(Component data from apps and pages)
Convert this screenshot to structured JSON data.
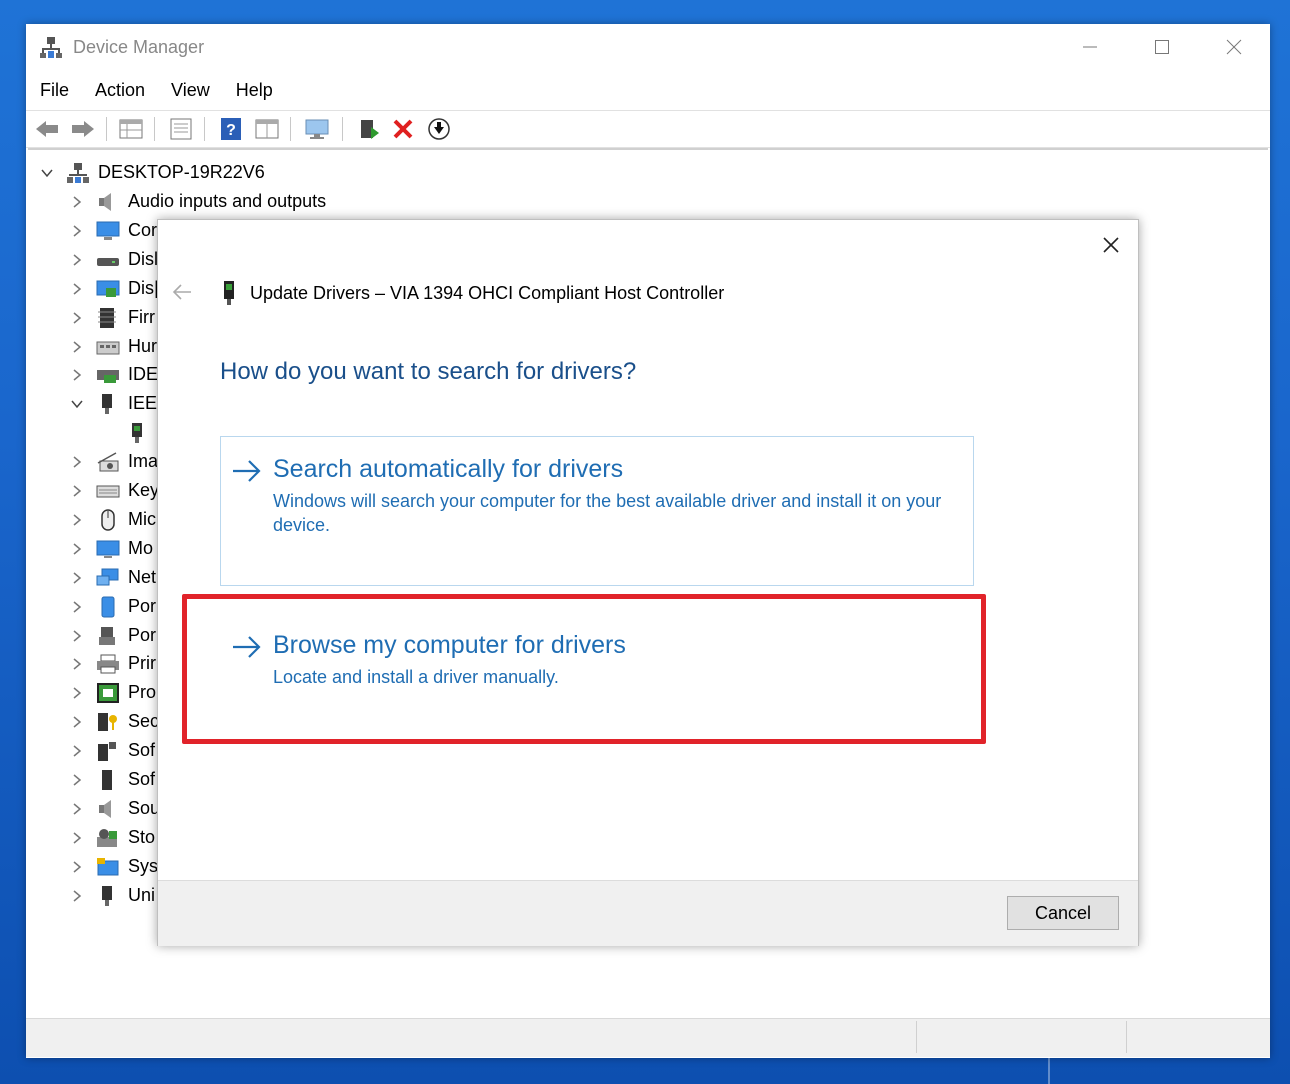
{
  "window": {
    "title": "Device Manager"
  },
  "menu": [
    "File",
    "Action",
    "View",
    "Help"
  ],
  "toolbar_icons": [
    "back-arrow-icon",
    "forward-arrow-icon",
    "properties-grid-icon",
    "list-icon",
    "help-icon",
    "view-grid-icon",
    "monitor-icon",
    "update-driver-icon",
    "uninstall-x-icon",
    "download-circle-icon"
  ],
  "tree": {
    "root": "DESKTOP-19R22V6",
    "items": [
      {
        "label": "Audio inputs and outputs",
        "expanded": false,
        "icon": "speaker-icon"
      },
      {
        "label": "Cor",
        "expanded": false,
        "icon": "computer-icon"
      },
      {
        "label": "Disl",
        "expanded": false,
        "icon": "disk-icon"
      },
      {
        "label": "Dis|",
        "expanded": false,
        "icon": "display-adapter-icon"
      },
      {
        "label": "Firr",
        "expanded": false,
        "icon": "firmware-icon"
      },
      {
        "label": "Hur",
        "expanded": false,
        "icon": "hid-icon"
      },
      {
        "label": "IDE",
        "expanded": false,
        "icon": "ide-icon"
      },
      {
        "label": "IEEI",
        "expanded": true,
        "icon": "ieee-icon"
      },
      {
        "label": "",
        "expanded": null,
        "icon": "ieee-device-icon"
      },
      {
        "label": "Ima",
        "expanded": false,
        "icon": "imaging-icon"
      },
      {
        "label": "Key",
        "expanded": false,
        "icon": "keyboard-icon"
      },
      {
        "label": "Mic",
        "expanded": false,
        "icon": "mouse-icon"
      },
      {
        "label": "Mo",
        "expanded": false,
        "icon": "monitor-icon"
      },
      {
        "label": "Net",
        "expanded": false,
        "icon": "network-icon"
      },
      {
        "label": "Por",
        "expanded": false,
        "icon": "portable-icon"
      },
      {
        "label": "Por",
        "expanded": false,
        "icon": "ports-icon"
      },
      {
        "label": "Prir",
        "expanded": false,
        "icon": "printer-icon"
      },
      {
        "label": "Pro",
        "expanded": false,
        "icon": "processor-icon"
      },
      {
        "label": "Sec",
        "expanded": false,
        "icon": "security-icon"
      },
      {
        "label": "Sof",
        "expanded": false,
        "icon": "software-component-icon"
      },
      {
        "label": "Sof",
        "expanded": false,
        "icon": "software-device-icon"
      },
      {
        "label": "Sou",
        "expanded": false,
        "icon": "sound-icon"
      },
      {
        "label": "Sto",
        "expanded": false,
        "icon": "storage-icon"
      },
      {
        "label": "Sys",
        "expanded": false,
        "icon": "system-icon"
      },
      {
        "label": "Uni",
        "expanded": false,
        "icon": "usb-icon"
      }
    ]
  },
  "dialog": {
    "title": "Update Drivers – VIA 1394 OHCI Compliant Host Controller",
    "heading": "How do you want to search for drivers?",
    "options": [
      {
        "title": "Search automatically for drivers",
        "desc": "Windows will search your computer for the best available driver and install it on your device."
      },
      {
        "title": "Browse my computer for drivers",
        "desc": "Locate and install a driver manually."
      }
    ],
    "cancel": "Cancel"
  },
  "colors": {
    "link_blue": "#1f6db3",
    "heading_blue": "#1a4f8a",
    "highlight_red": "#e1232a",
    "desktop_blue": "#1a66cc"
  }
}
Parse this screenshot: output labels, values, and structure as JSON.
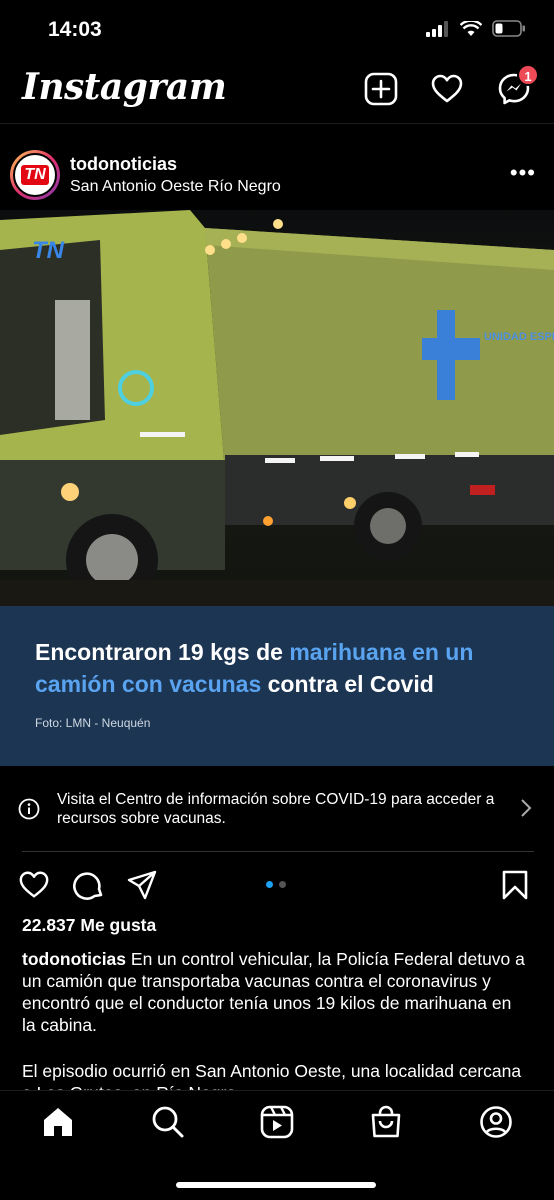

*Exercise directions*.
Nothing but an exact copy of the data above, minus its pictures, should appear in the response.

*Written reply*.
Convert this screenshot to structured JSON data.
{
  "window": {
    "title": "Device Manager"
  },
  "menu": [
    "File",
    "Action",
    "View",
    "Help"
  ],
  "toolbar_icons": [
    "back-arrow-icon",
    "forward-arrow-icon",
    "properties-grid-icon",
    "list-icon",
    "help-icon",
    "view-grid-icon",
    "monitor-icon",
    "update-driver-icon",
    "uninstall-x-icon",
    "download-circle-icon"
  ],
  "tree": {
    "root": "DESKTOP-19R22V6",
    "items": [
      {
        "label": "Audio inputs and outputs",
        "expanded": false,
        "icon": "speaker-icon"
      },
      {
        "label": "Cor",
        "expanded": false,
        "icon": "computer-icon"
      },
      {
        "label": "Disl",
        "expanded": false,
        "icon": "disk-icon"
      },
      {
        "label": "Dis|",
        "expanded": false,
        "icon": "display-adapter-icon"
      },
      {
        "label": "Firr",
        "expanded": false,
        "icon": "firmware-icon"
      },
      {
        "label": "Hur",
        "expanded": false,
        "icon": "hid-icon"
      },
      {
        "label": "IDE",
        "expanded": false,
        "icon": "ide-icon"
      },
      {
        "label": "IEEI",
        "expanded": true,
        "icon": "ieee-icon"
      },
      {
        "label": "",
        "expanded": null,
        "icon": "ieee-device-icon"
      },
      {
        "label": "Ima",
        "expanded": false,
        "icon": "imaging-icon"
      },
      {
        "label": "Key",
        "expanded": false,
        "icon": "keyboard-icon"
      },
      {
        "label": "Mic",
        "expanded": false,
        "icon": "mouse-icon"
      },
      {
        "label": "Mo",
        "expanded": false,
        "icon": "monitor-icon"
      },
      {
        "label": "Net",
        "expanded": false,
        "icon": "network-icon"
      },
      {
        "label": "Por",
        "expanded": false,
        "icon": "portable-icon"
      },
      {
        "label": "Por",
        "expanded": false,
        "icon": "ports-icon"
      },
      {
        "label": "Prir",
        "expanded": false,
        "icon": "printer-icon"
      },
      {
        "label": "Pro",
        "expanded": false,
        "icon": "processor-icon"
      },
      {
        "label": "Sec",
        "expanded": false,
        "icon": "security-icon"
      },
      {
        "label": "Sof",
        "expanded": false,
        "icon": "software-component-icon"
      },
      {
        "label": "Sof",
        "expanded": false,
        "icon": "software-device-icon"
      },
      {
        "label": "Sou",
        "expanded": false,
        "icon": "sound-icon"
      },
      {
        "label": "Sto",
        "expanded": false,
        "icon": "storage-icon"
      },
      {
        "label": "Sys",
        "expanded": false,
        "icon": "system-icon"
      },
      {
        "label": "Uni",
        "expanded": false,
        "icon": "usb-icon"
      }
    ]
  },
  "dialog": {
    "title": "Update Drivers – VIA 1394 OHCI Compliant Host Controller",
    "heading": "How do you want to search for drivers?",
    "options": [
      {
        "title": "Search automatically for drivers",
        "desc": "Windows will search your computer for the best available driver and install it on your device."
      },
      {
        "title": "Browse my computer for drivers",
        "desc": "Locate and install a driver manually."
      }
    ],
    "cancel": "Cancel"
  },
  "colors": {
    "link_blue": "#1f6db3",
    "heading_blue": "#1a4f8a",
    "highlight_red": "#e1232a",
    "desktop_blue": "#1a66cc"
  }
}
Parse this screenshot: output labels, values, and structure as JSON.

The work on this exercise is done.